We have two reflective blankets in each vehicle, because, on the other side of the coin, it could be 20 degrees. Plus, you can make a dandy shelter, fairly warm. Bandanas again: they’ll help warm the air you breathe and keep frostbite off your face. We also, at all times, keep various gloves in our vehicles; work gloves, winter gloves, they can all be used regardless of season.

We also have knives in our bags. Get one, learn how to use it, keep it sharp. Its uses are endless, and not only potentially for defense: cutting branches for a shelter or fire, making a splint in case of injury, cutting cloth, opening packages or cans, and so on.

You don’t have to Tetris a ton of things into your car, but you do have to have the basics, just in case. Just in case of what? A blizzard, a heat wave, mechanical failure, an EMP, SHTF, even a major road blockage from an accident. Remember, though, that you may have to pack out whatever you can carry, so make sure you pack smart and light—and make sure you’re in good enough shape to carry what you need.





Prep Monday—Bugging Out

I  read an article over the weekend that talked about arriving at your bug-out location/retreat/wherever you plan to go when SHTF. This one in particular referenced a cabin in the woods, so naturally I paid attention.

First, a two- or three-hour drive like ours could easily turn into twice that, or more. While we’re used to stopping for a bathroom break or to grab a Pepsi, that could be dangerous or impossible when SHTF. A few hours would be no big deal, but twice that? You need a plan.

Of course, you should already have a few additional routes to your BOL, and you should be familiar with them. I’d also suggest a system of combining a couple routes, just in case you’re halfway there and that second-choice road becomes unavailable for some reason.

See, you aren’t going to be the only vehicle on the road. Or the path. It’s not a matter of going with the flow of traffic or switching to the outer road of the highway to avoid an accident—it’s a matter of a whole lot of panicky people trying to leave in a hurry. A big hurry. Most with no plan or prepping at all.

So let’s say you head out of town around noon, expecting to arrive around 3:00; but you have to take side roads, back roads, gravel. Or worse. You actually get to your BOL after dark.

If you’re off the beaten path, you should be okay; if you’re not, you might find nothing or you might find squatters.

This is why you don’t talk about your preps, and especially your location. Sometimes, even if you don’t, someone may have gotten there before you.

Be cautious. This isn’t a weekend trip.

Hopefully you’re carrying and all your weapons and ammo aren’t stored or cached at your BOL. They could be missing, but certainly would be hard to find in the dark. Same thing with your supplies.

And let’s not forget the comforts of home.

You hear a lot about bug-out bags, and most of these are planned to be carried. By you. Of course, you also know about emergency kits for your vehicle.

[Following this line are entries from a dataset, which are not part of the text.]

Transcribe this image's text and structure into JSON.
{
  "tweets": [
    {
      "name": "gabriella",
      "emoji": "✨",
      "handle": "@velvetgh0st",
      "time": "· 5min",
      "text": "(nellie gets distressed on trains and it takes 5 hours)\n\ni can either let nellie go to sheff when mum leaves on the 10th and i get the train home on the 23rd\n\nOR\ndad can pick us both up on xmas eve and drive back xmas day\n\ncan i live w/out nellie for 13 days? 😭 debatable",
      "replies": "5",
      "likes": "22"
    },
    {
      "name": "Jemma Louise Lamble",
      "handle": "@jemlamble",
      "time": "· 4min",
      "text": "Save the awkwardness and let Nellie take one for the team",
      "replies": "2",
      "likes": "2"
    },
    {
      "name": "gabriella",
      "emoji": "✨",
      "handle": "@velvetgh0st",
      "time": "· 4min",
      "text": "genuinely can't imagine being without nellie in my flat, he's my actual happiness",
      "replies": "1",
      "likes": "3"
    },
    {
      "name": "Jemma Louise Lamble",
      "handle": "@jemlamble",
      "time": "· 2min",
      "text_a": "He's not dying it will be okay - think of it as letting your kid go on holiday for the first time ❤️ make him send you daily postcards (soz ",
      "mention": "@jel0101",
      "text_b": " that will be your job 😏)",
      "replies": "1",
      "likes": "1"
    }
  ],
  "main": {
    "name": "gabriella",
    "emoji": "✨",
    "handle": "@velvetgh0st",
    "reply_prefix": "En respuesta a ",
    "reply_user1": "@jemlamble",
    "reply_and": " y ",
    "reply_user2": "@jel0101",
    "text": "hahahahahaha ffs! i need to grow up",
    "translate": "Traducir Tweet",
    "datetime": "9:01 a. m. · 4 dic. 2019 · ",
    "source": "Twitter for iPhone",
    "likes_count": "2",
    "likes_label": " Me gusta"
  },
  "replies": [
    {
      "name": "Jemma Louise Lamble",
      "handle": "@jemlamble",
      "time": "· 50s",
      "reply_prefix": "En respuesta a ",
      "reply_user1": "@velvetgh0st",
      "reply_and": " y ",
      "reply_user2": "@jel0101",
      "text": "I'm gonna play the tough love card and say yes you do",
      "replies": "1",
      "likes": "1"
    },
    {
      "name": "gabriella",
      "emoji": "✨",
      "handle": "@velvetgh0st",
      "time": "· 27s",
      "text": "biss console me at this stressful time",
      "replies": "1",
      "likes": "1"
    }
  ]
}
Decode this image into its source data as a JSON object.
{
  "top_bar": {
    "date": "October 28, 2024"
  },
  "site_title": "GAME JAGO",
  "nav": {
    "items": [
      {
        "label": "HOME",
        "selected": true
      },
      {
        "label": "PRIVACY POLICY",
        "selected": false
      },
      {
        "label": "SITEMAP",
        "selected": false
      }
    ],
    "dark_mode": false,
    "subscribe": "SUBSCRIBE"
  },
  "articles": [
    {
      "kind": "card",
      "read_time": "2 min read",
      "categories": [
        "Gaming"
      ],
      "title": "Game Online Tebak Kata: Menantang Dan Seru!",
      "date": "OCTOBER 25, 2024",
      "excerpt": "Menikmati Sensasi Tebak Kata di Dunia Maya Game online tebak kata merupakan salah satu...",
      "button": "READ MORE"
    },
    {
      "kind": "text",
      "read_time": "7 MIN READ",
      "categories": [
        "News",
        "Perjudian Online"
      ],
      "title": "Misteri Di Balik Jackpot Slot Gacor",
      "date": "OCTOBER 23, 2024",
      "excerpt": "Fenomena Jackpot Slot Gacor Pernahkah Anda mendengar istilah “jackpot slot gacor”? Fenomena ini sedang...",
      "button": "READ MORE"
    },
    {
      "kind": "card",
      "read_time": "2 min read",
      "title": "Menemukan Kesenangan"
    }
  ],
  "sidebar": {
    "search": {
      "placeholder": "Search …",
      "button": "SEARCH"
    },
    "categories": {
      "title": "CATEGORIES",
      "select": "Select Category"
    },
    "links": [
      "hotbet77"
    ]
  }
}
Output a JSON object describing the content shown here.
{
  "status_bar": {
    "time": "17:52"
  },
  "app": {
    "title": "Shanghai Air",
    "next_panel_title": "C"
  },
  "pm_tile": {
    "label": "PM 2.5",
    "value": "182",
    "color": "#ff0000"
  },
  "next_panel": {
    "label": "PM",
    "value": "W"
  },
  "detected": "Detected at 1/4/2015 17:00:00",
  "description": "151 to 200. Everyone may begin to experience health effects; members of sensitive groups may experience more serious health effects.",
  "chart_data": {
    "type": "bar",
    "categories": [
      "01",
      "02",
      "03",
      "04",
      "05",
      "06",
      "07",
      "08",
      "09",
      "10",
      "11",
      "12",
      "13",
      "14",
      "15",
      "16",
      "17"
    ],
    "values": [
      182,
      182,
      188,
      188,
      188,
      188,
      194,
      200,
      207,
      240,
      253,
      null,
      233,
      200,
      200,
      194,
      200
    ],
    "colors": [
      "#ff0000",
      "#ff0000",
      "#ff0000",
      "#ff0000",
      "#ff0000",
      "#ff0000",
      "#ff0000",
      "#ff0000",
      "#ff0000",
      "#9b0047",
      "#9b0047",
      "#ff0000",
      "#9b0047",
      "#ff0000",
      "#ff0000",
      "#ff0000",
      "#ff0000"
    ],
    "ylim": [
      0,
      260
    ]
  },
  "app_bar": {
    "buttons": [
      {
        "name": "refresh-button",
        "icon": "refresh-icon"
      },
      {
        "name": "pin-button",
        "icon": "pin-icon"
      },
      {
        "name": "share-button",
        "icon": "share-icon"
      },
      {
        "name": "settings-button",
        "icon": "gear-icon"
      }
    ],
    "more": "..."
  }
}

But what about a more specific bug-out kit designed for your vehicle?

In a car emergency kit, you’d have flares, a blanket, water, snacks. At minimum. You might also conceal-carry or have a weapon in the glove box. And of course, you have a bug-out bag standing ready by the door.

With a delay or poor visibility conditions upon arrival at your BOL, you might be looking for a bit more:

Extra water or beverages

Extra snacks—or MREs on arrival



Card or board game

Extra blankets and travel pillows

Toilet paper


I keep a tote with the larger items, ready to go if needed, as well as a survival bag with the smaller items already in my truck. Don’t discount those “comforts” like toilet paper and coffee and a simple hot meal.

If I got delayed or stuck, I’d be pretty much set.

And yeah, a good map with ALL the roads is a necessity. Take it out of your vehicle for plotting routes, and put it BACK IN, IMMEDIATELY.

Don’t rely just on your memory—you’ll be at some level of panic too, regardless of your prepping.